= Dataset rows for apps and sites =

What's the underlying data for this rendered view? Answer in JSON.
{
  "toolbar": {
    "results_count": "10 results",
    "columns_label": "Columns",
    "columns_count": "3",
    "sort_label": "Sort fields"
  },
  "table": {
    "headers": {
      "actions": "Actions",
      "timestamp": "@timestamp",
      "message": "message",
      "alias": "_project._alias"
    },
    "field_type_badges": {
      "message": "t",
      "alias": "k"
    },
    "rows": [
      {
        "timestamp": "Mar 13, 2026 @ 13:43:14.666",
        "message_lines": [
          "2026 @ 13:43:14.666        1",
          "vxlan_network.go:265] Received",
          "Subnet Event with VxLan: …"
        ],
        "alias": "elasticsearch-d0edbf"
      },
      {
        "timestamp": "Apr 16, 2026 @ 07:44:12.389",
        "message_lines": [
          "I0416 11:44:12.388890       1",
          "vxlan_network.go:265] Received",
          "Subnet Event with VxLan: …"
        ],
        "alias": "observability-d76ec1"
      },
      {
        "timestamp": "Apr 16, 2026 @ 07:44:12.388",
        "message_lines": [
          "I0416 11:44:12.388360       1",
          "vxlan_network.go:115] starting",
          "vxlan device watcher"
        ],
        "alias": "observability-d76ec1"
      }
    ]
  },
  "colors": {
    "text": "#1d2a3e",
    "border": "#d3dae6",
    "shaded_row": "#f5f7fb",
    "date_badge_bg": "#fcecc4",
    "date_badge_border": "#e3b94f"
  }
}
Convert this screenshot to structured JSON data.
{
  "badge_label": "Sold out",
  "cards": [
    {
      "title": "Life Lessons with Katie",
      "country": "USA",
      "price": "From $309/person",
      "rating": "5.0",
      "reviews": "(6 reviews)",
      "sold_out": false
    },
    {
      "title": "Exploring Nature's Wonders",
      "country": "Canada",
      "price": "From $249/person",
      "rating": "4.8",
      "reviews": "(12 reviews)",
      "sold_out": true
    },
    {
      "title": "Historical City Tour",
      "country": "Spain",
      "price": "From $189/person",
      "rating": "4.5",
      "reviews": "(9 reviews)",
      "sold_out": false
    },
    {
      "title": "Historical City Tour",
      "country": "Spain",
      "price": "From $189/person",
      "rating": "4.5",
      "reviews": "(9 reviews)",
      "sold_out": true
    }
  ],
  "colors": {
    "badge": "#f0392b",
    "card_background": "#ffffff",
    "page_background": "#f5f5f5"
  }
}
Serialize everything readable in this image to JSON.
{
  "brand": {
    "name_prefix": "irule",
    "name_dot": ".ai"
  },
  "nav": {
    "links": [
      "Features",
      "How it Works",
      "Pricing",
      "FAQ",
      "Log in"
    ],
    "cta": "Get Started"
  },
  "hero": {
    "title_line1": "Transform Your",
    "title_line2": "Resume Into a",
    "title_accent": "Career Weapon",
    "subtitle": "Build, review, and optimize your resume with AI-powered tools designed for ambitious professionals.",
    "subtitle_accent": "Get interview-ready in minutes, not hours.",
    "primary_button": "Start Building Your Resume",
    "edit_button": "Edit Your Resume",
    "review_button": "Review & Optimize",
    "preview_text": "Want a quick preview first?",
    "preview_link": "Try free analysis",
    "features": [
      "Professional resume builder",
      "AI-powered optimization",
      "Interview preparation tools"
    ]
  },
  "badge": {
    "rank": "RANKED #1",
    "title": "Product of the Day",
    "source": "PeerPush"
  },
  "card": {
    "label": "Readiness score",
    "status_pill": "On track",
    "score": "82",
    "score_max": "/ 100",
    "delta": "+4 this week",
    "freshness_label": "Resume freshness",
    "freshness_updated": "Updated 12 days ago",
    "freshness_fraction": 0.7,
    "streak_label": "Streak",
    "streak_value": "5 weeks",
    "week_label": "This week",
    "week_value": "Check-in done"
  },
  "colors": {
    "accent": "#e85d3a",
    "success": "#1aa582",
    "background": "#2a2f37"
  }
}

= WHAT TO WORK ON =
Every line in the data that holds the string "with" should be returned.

= ANSWER TO THE EXERCISE =
          "Subnet Event with VxLan: …"
          "Subnet Event with VxLan: …"
      "title": "Life Lessons with Katie",
    "subtitle": "Build, review, and optimize your resume with AI-powered tools designed for ambitious professionals.",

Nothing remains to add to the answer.